NGOs in danger of “governmentalisation”
Governmentalisation of the non-commercial sector: a conceivable future prospect
2 October 2014
A member of the Committee of Civic Initiatives, economist Evgenii Hontmacher, projects that in the next few years, the Russian non-commercial sector will encounter a series of new challenges and issues. The expert shared this view at a round table, ‘Charity in Today’s Russia: Past Experience and Tasks Ahead’, which was dedicated to the memory of Raisa Gorbacheva and took place on 1October – the European Day of Foundations and Donors.
Hontmacher noted that the economic situation means that businesses are less inclined to finance foundations (according to his evidence, the profits of major companies in the past year have fallen by 40%).
“For this reason, small donations are clearly necessary for fundraising, with a focus on individuals. As it stands this year, we have not managed to find the right balance between donations from major businessmen and ordinary people,” said Evgenii Hontmacher.
Hontmacher is convinced that natural and technological catastrophes (earthquakes, floods, crashes) will also be added to the work of the non-commercial sector. Society, after all, is, on the whole, hardly ready. The expert also mentioned that the non-commercial sector should take into account the changing demands placed on society. As a result of changing economic conditions in recent times, those considered to be in need of help include many who were previously not in this category. It is important not to forget that in the near future the number of older people will greatly increase.
One of the most pressing and potentially dangerous problems for the sector is sources of funding. In recent years, especially after the exit of foreign donors, the government is actively giving out grants to NGOs, notes Hontmacher. However, in his words, “The government soon won’t have any money left”. But even while government money is available, the non-commercial sector faces a difficult choice between independence and stable funding. Hontmacher considers governmentalisation a threat to the non-commercial, charitable sector.
“Charity should be apolitical, whilst the government is engaged with politics, even when helping the disabled. The government was very capable of limiting the choice of funding sources. If foreign sources were still an option, as before, and the government presented itself on the market as a second option, then social organisations, foundations and businesses could make a fair comparison. But now the situation is such that foreign donors have all but disappeared from our country. This could mean that the government gradually, even if unconsciously, gets a monopoly. And then charity, like many institutions, will become subsumed in the government sector, which could hinder effectivness. The government’s aims in social policy may well diverge from the goals of the community,” the expert predicts.
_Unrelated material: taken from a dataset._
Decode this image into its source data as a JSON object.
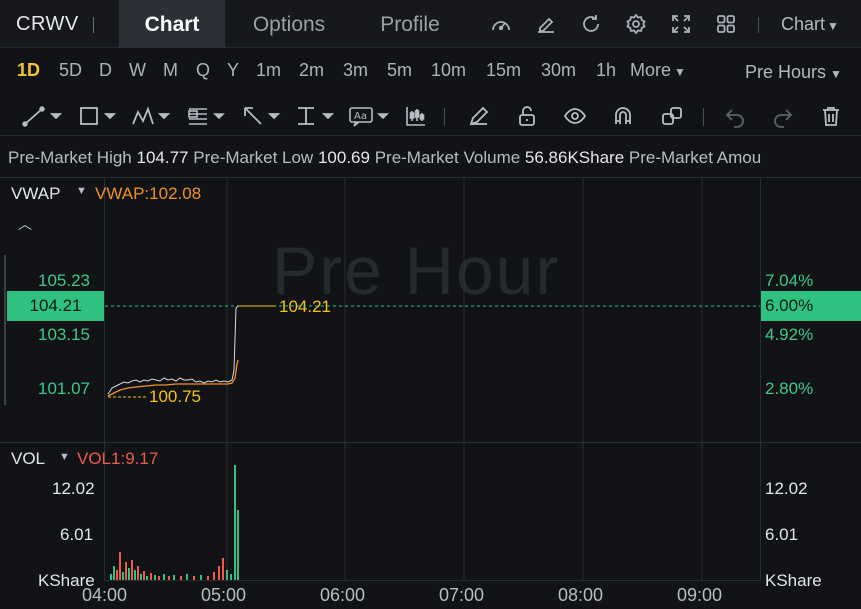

In conclusion, the expert emphasised that charity as a form of action and an institution will develop and exist in any situation. But the non-commercial sector should consider all of these challenges and produce a strategy for its activities in full awareness of these risks.
Author: Yuliia Viatkina